BEIJING/MOSCOW (Reuters) - China's biggest energy firm PetroChina <0857.HK> will join Exxon Mobil in developing Iraq's giant West Qurna oilfield and is in talks with Lukoil to buy into a second project at the field, industry sources said on Friday.
China is already the top foreign player in Iraq's southern oilfields and a deal at West Qurna would boost its dominance and could make PetroChina the biggest single foreign investor.
PetroChina partners BP at Rumaila, Iraq's biggest oilfield, and operates the Halfaya field. The company was the first foreign firm to sign an oil service deal in Iraq after U.S.-led forces toppled former president Saddam Hussein.
"PetroChina will participate in developing the field," an industry source with direct knowledge of the deal with Exxon said.
The agreement would be announced in weeks, the source said, but declined to give further details on how the world's two most valuable listed energy firms would work together in Iraq. Both PetroChina and Exxon declined to comment.
Exxon holds a 60 percent stake in West Qurna 1, a $50 billion investment project pumping around 480,000 barrels per day (bpd).
In March, PetroChina's ex-chairman Jiang Jiemin told Reuters that the Chinese energy major was willing to team up with Exxon at West Qurna.
PetroChina is also in talks with Lukoil for a stake in another development project at the field, West Qurna-2, a Lukoil source said. That source also declined to give details on the size of the stake under discussion.
"Lukoil bosses have already said they would prefer an Asian partner, a Chinese partner, in the project to secure a guaranteed market for oil sales," the source said.
Lukoil's Chief Executive Vagit Alekperov has said that the company wanted a Chinese firm to replace Norway's Statoil at the project. Statoil agreed last year to sell its 18.75 percent stake.
China is the world's second-largest oil importer after the United States, and its growth in fuel consumption has driven global oil demand growth for a decade.
Faced with falling demand for imported oil in the United States and Europe, oil producers from the Middle East, Russia, Africa and Latin America are all competing for a bigger share of China's growing market.
West Qurna-2 is expected to produce 500,000 bpd in 2014, and need total investment of $30 billion.
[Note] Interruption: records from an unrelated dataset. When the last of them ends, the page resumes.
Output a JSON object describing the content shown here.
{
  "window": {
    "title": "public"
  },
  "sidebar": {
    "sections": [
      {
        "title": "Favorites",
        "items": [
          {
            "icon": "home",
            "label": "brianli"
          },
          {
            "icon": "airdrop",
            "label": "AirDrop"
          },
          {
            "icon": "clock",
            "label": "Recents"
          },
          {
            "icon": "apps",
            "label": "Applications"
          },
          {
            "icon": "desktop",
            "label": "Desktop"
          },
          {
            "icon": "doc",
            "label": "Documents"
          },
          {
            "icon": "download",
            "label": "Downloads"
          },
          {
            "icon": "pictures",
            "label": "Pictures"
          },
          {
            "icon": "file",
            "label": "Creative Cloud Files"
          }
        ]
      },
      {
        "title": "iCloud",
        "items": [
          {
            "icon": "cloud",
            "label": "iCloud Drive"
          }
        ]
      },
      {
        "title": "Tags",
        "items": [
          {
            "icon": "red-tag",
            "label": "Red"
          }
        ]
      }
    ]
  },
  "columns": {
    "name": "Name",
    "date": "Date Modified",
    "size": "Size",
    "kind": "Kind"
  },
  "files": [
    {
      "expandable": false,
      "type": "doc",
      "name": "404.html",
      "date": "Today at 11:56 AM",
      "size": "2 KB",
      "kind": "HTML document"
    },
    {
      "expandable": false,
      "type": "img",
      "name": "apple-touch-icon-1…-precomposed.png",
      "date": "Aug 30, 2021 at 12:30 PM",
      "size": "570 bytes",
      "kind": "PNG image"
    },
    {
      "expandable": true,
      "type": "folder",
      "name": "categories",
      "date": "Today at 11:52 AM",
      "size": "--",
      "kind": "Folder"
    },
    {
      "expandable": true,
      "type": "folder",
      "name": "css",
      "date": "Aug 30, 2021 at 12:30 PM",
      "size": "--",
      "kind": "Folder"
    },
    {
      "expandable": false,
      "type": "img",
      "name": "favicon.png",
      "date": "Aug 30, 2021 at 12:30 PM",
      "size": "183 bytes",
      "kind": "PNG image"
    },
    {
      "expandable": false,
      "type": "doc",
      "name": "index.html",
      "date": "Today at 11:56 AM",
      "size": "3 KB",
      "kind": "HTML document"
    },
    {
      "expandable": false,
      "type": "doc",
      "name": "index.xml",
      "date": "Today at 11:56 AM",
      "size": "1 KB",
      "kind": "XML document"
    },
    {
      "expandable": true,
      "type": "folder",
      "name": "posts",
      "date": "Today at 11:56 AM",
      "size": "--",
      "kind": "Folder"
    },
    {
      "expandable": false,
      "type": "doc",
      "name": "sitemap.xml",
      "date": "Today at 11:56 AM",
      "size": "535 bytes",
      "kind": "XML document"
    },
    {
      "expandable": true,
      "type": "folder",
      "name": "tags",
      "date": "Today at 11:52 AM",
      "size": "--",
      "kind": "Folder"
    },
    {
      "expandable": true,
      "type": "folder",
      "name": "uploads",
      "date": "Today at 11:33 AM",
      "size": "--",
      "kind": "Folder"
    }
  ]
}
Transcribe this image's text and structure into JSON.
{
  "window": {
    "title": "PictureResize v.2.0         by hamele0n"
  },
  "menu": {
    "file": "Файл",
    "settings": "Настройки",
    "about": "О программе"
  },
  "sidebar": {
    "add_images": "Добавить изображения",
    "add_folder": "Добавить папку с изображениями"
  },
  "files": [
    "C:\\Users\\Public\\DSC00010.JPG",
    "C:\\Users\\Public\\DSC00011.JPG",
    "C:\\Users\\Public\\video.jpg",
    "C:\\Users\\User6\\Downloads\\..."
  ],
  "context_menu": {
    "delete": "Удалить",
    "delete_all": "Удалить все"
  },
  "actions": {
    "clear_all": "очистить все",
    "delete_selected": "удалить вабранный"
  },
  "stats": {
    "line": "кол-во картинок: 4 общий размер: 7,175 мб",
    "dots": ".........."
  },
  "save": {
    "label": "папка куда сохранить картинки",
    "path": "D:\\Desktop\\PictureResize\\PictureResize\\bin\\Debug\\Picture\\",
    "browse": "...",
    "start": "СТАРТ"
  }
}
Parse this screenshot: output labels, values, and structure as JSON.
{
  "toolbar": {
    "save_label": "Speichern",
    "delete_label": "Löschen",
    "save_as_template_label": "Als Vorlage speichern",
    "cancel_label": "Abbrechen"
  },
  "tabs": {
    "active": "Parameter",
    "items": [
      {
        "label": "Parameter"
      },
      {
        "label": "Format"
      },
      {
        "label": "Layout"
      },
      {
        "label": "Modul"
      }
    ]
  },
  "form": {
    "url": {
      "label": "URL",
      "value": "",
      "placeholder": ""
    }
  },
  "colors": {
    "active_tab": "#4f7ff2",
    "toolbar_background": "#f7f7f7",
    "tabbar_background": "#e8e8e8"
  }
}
Lukoil plans to invest $5 billion in the project in 2013 alone.
Last year, Exxon offered to sell its stake in the southern Iraq West Qurna-1 oilfield after a dispute with Baghdad over contracts it signed with autonomous Kurdistan in the north, deals the central government rejects as illegal.
A source familiar with PetroChina operations in Iraq said in March the two companies were discussing a deal that would enable Exxon to retain operator status at the oilfield, where Royal Dutch Shell is minority partner with 15 percent.
Some industry sources said it was unlikely that PetroChina would buy stakes in both projects, due to their sheer size and scale.
But Iraq's oilfields are the largest in the Middle East open to foreign investment, making them hard to resist as China's dependency on imports rises.
"PetroChina is under big pressure to add output and reserves for its size," said a second industry official, who has direct knowledge of PetroChina's investment strategy abroad.
"Iraq, given its attractive contract terms, was among the brightest spots for PetroChina's international operations over the past three years, working shoulder by shoulder with global oil majors."
In a separate deal, Exxon and PetroChina agreed in late July to jointly study the 3,830 square-kilometer Changdong block in northern China's Ordos basin, the companies said, which industry officials described as a tight gas play.
"Exxon Mobil looks forward to successful implementation of the JSA, which would lead to discussion and execution of a Production Sharing Contract for the block," an Exxon media official in Beijing said in an email on Thursday.
Exxon joins Shell and Total, already developing tight gas in the Ordos basin.
This would be the U.S. firm's second joint study deal with PetroChina. The companies previously agreed to study a shale block in southwestern China's Sichuan province.
(Additional reporting by Peg Mackey in London; Editing by Simon Webb and Ed Davies)